Directed by Jodie Foster, and conceived as a star vehicle for her disgraced long-time friend Mel Gibson, The Beaver (Icon Home Entertainment) is a self-consciously bizarre comedy/drama that sees the former-Mad Max take on one of his maddest roles yet. Plagued by demons and wracked with self-doubt, Walter Black (Gibson) is formerly successful toy executive and family man, whose personal and professional life has gone off the rails in emphatic fashion. After alienating his loving family with his glum behaviour, Walter is kicked out by his long-suffering wife (Foster), to the enormous relief of eldest son Porter (Anton Yelchin, Fright Night). Following a failed suicide attempt in a seedy motel room, Walter inexplicably develops an alternative personality represented by a soiled beaver hand puppet that he found in a dumpster. He promptly starts to communicate through the puppet -which gives him a new lust for life -and slowly attempts to win back the trust of his family and colleagues.
Once you get your head around the deeply unusual premise, The Beaver is a surprisingly compelling little film, and Gibson’s presence imbues the film with a level of gravitas that it probably wouldn’t have had if (previously attached leading men) Jim Carrey or Steve Carell had remained involved with the project. The Beaver is an undeniably strange choice of feature for occasional director Foster to return to the spotlight with, but to its credit, it is never anything less than memorable. If nothing else, The Beaver is worth watching for the gravelly cockney voice Gibson gives the puppet, which is said to have been modelled on Gibson’s Edge of Darkness co-star Ray Winstone! File under: Weird but appealing.

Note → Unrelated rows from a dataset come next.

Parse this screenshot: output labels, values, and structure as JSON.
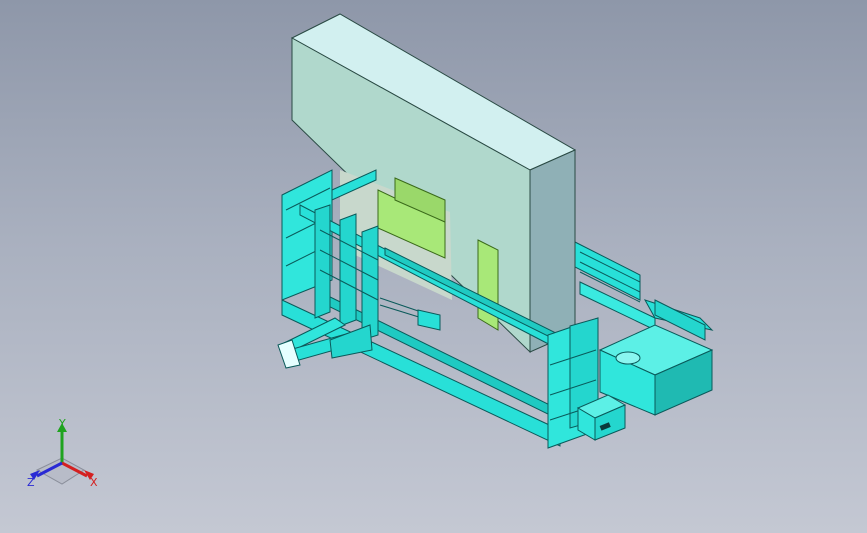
{
  "viewport": {
    "background_top": "#8e97a9",
    "background_bottom": "#c4c8d3",
    "model": {
      "press_body_color": "#b0d8cc",
      "press_edge_color": "#2a4a44",
      "frame_color": "#28e0d8",
      "frame_edge_color": "#0a5a5a",
      "panel_color": "#30e6dc",
      "die_color": "#a8e878",
      "box_color": "#30e8dc",
      "dark_line_color": "#1a2a2e"
    }
  },
  "triad": {
    "x_label": "X",
    "y_label": "Y",
    "z_label": "Z",
    "x_color": "#d42020",
    "y_color": "#1fa31f",
    "z_color": "#2a2ad4"
  }
}
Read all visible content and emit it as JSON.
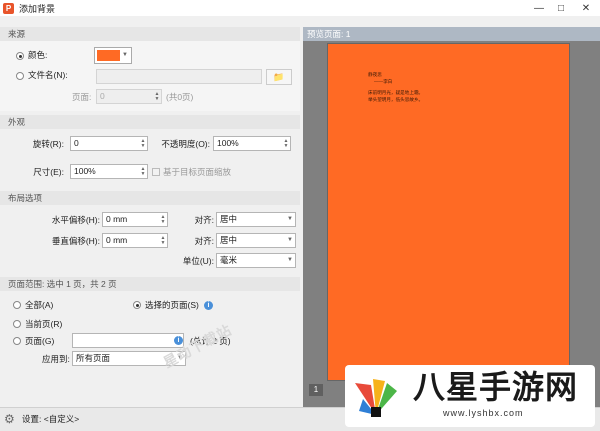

Scripted by the writing team behind The Hangover, Flypaper (Lionsgate) is a dubious action/comedy hybrid about what happens when two rival teams of bank robbers attempt to rob the same bank on the same day. Caught in the middle of the chaos are obsessive-compulsive customer Tripp Kennedy (Patrick Dempsey, Grey’s Anatomy) and perky bank cashier Kaitlin (Ashley Judd, Kiss The Girls, Twisted), who gravitate towards one another in a bid to survive the trigger-happy events unfolding around them. While one of the gangs is a slick, professional operation lead by the unflustered Darrien (Mekhi Phifer, 8 Mile), their rivals are disorganised redneck duo Peanut Butter (Tim Blake Nelson) and Jelly (Pruitt Taylor Vince) who turned up armed with a terrifying quantity of plastic explosive.
Action/comedy mash-ups are notoriously tough to pull off, and despite their comedy credentials, screenwriters Jon Lucas and Scott Moore come badly unstuck with Flypaper, groping desperately for laughs as the increasingly unfunny scenario unravels. In truth, despite an appealing premise, the film feels as tired as Tim Blake Nelson’s well-worn redneck shtick. The slap-dash attempt at adding a Usual Suspects-style twist falls equally flat, and Flypaper ranks as a damp squib. All in all, a sloppy, derivative piece of filmmaking that does little to enhance the reputations of anyone involved.